# What is being asked
The data that follows is to be given again, exactly as written.

Top of Data shown

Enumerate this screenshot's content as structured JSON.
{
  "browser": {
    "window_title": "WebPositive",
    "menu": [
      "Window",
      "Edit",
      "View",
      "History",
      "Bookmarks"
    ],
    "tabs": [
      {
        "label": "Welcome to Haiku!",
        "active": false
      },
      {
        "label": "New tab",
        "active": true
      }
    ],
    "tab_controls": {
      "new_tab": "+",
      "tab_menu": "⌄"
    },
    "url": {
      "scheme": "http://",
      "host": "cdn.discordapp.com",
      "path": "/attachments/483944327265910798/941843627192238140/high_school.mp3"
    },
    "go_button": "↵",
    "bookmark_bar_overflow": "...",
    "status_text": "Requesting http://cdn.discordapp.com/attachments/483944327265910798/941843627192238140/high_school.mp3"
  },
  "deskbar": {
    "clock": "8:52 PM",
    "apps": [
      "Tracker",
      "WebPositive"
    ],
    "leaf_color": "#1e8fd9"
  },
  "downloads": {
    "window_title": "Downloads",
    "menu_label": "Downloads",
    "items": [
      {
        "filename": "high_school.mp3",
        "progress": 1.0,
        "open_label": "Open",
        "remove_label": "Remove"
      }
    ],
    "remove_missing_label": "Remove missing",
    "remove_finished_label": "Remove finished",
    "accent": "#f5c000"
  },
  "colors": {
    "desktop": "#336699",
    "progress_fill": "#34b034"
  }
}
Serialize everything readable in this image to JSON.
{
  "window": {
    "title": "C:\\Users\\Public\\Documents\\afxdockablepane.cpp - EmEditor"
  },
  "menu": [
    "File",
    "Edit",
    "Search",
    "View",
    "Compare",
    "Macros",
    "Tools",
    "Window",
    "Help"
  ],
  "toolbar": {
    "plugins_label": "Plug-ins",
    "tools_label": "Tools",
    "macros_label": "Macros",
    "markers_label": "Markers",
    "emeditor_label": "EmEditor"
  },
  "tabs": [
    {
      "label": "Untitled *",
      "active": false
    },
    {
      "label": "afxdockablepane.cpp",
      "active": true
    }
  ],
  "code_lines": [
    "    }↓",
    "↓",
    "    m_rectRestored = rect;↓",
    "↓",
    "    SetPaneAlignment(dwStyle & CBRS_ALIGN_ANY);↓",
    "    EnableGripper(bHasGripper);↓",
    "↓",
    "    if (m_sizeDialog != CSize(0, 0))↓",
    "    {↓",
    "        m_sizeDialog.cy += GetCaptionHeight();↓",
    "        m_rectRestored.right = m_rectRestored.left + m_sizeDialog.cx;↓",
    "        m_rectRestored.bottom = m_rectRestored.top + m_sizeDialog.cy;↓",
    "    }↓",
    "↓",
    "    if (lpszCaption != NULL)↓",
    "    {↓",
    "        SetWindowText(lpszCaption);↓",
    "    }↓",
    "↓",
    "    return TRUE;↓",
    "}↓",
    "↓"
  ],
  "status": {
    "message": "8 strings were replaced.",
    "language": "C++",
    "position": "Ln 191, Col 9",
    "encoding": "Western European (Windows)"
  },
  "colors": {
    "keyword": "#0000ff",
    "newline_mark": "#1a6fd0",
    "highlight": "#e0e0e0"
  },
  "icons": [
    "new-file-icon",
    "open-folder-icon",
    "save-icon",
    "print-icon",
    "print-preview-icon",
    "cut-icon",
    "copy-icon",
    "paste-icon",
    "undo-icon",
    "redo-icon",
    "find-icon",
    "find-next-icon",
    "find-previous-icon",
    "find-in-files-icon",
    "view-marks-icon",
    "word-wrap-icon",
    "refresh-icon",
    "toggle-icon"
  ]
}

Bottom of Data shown

# Your response
Enumerate this screenshot's content as structured JSON.
{
  "browser": {
    "window_title": "WebPositive",
    "menu": [
      "Window",
      "Edit",
      "View",
      "History",
      "Bookmarks"
    ],
    "tabs": [
      {
        "label": "Welcome to Haiku!",
        "active": false
      },
      {
        "label": "New tab",
        "active": true
      }
    ],
    "tab_controls": {
      "new_tab": "+",
      "tab_menu": "⌄"
    },
    "url": {
      "scheme": "http://",
      "host": "cdn.discordapp.com",
      "path": "/attachments/483944327265910798/941843627192238140/high_school.mp3"
    },
    "go_button": "↵",
    "bookmark_bar_overflow": "...",
    "status_text": "Requesting http://cdn.discordapp.com/attachments/483944327265910798/941843627192238140/high_school.mp3"
  },
  "deskbar": {
    "clock": "8:52 PM",
    "apps": [
      "Tracker",
      "WebPositive"
    ],
    "leaf_color": "#1e8fd9"
  },
  "downloads": {
    "window_title": "Downloads",
    "menu_label": "Downloads",
    "items": [
      {
        "filename": "high_school.mp3",
        "progress": 1.0,
        "open_label": "Open",
        "remove_label": "Remove"
      }
    ],
    "remove_missing_label": "Remove missing",
    "remove_finished_label": "Remove finished",
    "accent": "#f5c000"
  },
  "colors": {
    "desktop": "#336699",
    "progress_fill": "#34b034"
  }
}
Serialize everything readable in this image to JSON.
{
  "window": {
    "title": "C:\\Users\\Public\\Documents\\afxdockablepane.cpp - EmEditor"
  },
  "menu": [
    "File",
    "Edit",
    "Search",
    "View",
    "Compare",
    "Macros",
    "Tools",
    "Window",
    "Help"
  ],
  "toolbar": {
    "plugins_label": "Plug-ins",
    "tools_label": "Tools",
    "macros_label": "Macros",
    "markers_label": "Markers",
    "emeditor_label": "EmEditor"
  },
  "tabs": [
    {
      "label": "Untitled *",
      "active": false
    },
    {
      "label": "afxdockablepane.cpp",
      "active": true
    }
  ],
  "code_lines": [
    "    }↓",
    "↓",
    "    m_rectRestored = rect;↓",
    "↓",
    "    SetPaneAlignment(dwStyle & CBRS_ALIGN_ANY);↓",
    "    EnableGripper(bHasGripper);↓",
    "↓",
    "    if (m_sizeDialog != CSize(0, 0))↓",
    "    {↓",
    "        m_sizeDialog.cy += GetCaptionHeight();↓",
    "        m_rectRestored.right = m_rectRestored.left + m_sizeDialog.cx;↓",
    "        m_rectRestored.bottom = m_rectRestored.top + m_sizeDialog.cy;↓",
    "    }↓",
    "↓",
    "    if (lpszCaption != NULL)↓",
    "    {↓",
    "        SetWindowText(lpszCaption);↓",
    "    }↓",
    "↓",
    "    return TRUE;↓",
    "}↓",
    "↓"
  ],
  "status": {
    "message": "8 strings were replaced.",
    "language": "C++",
    "position": "Ln 191, Col 9",
    "encoding": "Western European (Windows)"
  },
  "colors": {
    "keyword": "#0000ff",
    "newline_mark": "#1a6fd0",
    "highlight": "#e0e0e0"
  },
  "icons": [
    "new-file-icon",
    "open-folder-icon",
    "save-icon",
    "print-icon",
    "print-preview-icon",
    "cut-icon",
    "copy-icon",
    "paste-icon",
    "undo-icon",
    "redo-icon",
    "find-icon",
    "find-next-icon",
    "find-previous-icon",
    "find-in-files-icon",
    "view-marks-icon",
    "word-wrap-icon",
    "refresh-icon",
    "toggle-icon"
  ]
}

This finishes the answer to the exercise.